A lot of different factors go into what you will be charged, including your own personal credit score. But even those with flawless credit still see a minimum charge that they can't get around. That all goes back to the Federal Funds Rate.
One thing consumers rarely realize is that all of our banks are lending money to each other every night. Banks are legally required to maintain a certain percentage of their deposits in non-interest-bearing accounts at the Federal Reserve to ensure they have enough money to cover any withdrawals that may unexpectedly come up. However, deposits can fluctuate and it's very common for some banks to exceed the requirement on certain days while some fall short. In cases like this, banks actually lend each other money to ensure they meet the minimum balance. It's a bit hard to imagine these multibillion-dollar financial institutions needing to borrow money to tide them over for a bit, but it happens every single night at the Federal Reserve. It's also a nice deal for those with balances above the reserve balance requirement to earn a bit of money with cash that would normally just be sitting there.
The Federal Reserve

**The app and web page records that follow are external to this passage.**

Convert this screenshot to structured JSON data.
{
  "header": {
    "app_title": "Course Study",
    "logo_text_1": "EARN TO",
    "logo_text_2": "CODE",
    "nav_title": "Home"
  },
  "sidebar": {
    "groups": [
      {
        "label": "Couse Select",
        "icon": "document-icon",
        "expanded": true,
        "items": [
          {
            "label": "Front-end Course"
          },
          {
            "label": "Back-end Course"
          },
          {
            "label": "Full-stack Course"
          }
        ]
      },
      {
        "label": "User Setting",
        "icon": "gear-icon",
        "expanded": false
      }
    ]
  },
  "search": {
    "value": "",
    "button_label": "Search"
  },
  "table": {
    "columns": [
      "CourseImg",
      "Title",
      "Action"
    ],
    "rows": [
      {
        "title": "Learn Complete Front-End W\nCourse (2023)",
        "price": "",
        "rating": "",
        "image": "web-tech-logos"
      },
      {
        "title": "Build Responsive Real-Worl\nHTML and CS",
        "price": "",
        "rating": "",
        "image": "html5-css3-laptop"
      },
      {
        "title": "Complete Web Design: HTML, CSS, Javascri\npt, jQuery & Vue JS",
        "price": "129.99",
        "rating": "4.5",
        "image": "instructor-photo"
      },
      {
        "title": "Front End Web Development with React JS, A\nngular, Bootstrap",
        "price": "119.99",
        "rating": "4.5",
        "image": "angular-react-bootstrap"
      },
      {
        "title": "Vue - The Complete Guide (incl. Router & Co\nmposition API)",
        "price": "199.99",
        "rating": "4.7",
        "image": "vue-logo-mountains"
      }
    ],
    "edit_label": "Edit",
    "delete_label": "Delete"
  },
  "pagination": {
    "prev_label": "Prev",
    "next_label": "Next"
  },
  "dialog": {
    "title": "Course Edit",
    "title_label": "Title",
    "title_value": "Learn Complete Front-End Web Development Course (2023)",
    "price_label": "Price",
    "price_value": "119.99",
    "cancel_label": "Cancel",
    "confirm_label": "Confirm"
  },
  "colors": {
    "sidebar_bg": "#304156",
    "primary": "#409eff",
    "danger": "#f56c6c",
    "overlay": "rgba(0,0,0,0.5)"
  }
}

The exact interest rate the banks will charge each other is a matter of negotiation between them, but the Federal Open Market Committee (FOMC) (the arm of the Federal Reserve that sets monetary policy) meets eight times a year to set a target rate. They evaluate a multitude of economic indicators including unemployment, inflation, and consumer confidence to decide the best rate to keep the country in business. The weighted average of all interest rates across these interbank loans is the effective federal funds rate.
This rate has a huge impact on the economy overall as well as your personal finances. The federal funds rate is essentially the cheapest money available to a bank and that feeds into all of the other loans they make. Banks will add a slight upcharge to the rate set by the Fed to determine what is the lowest interest that they will announce for their most creditworthy customers, also known as the prime rate. If you have a variable interest rate loan (very common with credit cards and some student loans), it's likely that the interest rate you pay is a set percentage on top of that prime rate that your lender is paying. That's why in times of low interest rates (it was set at 0% during the Great Recession), a lot of borrowers should go for fixed interest rate loans that won't increase. However, if the federal funds rate was relatively high (it went up to 20% in the early 1980's), a variable interest rate loan may be a better decision as you would be charged less interest should the rate drop without the need to refinance.

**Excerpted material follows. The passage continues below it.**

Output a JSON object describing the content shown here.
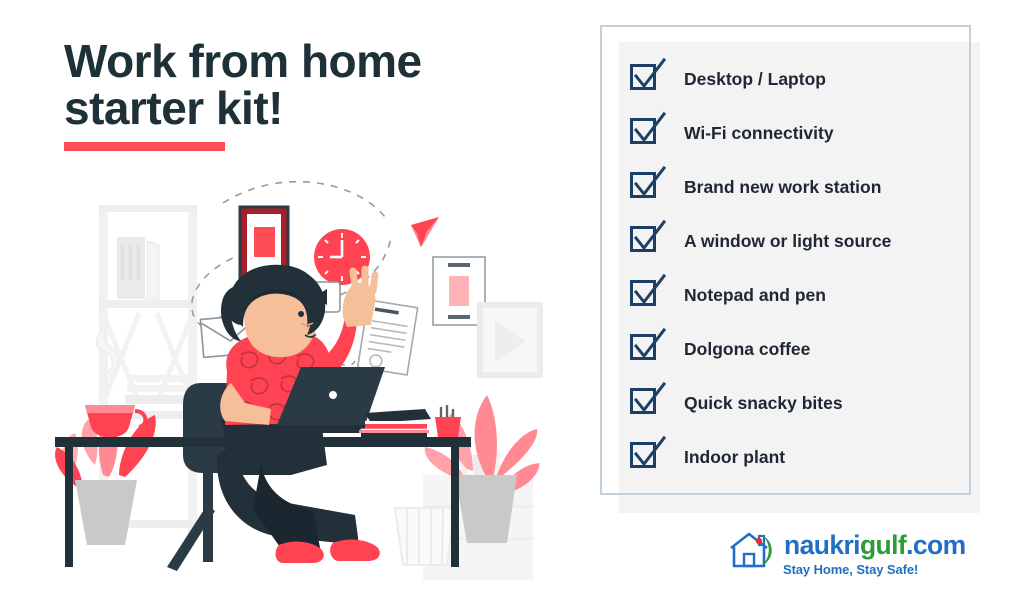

The federal funds rate also has a major impact on your investment portfolio. The stock market reacts very strongly to any changes in interest rates from the Federal Reserve, as a lower rate makes it cheaper for companies to borrow and reinvest while a higher rate may restrict capital and slow short-term growth. If you have a significant portion of your investments in equities, a small change in the federal funds rate can have a large impact on your net worth.
Whether you're leaving a job involuntarily, departing for something new, or just want to prepare for the unknown, it is smart to understand all your options regarding your 401k.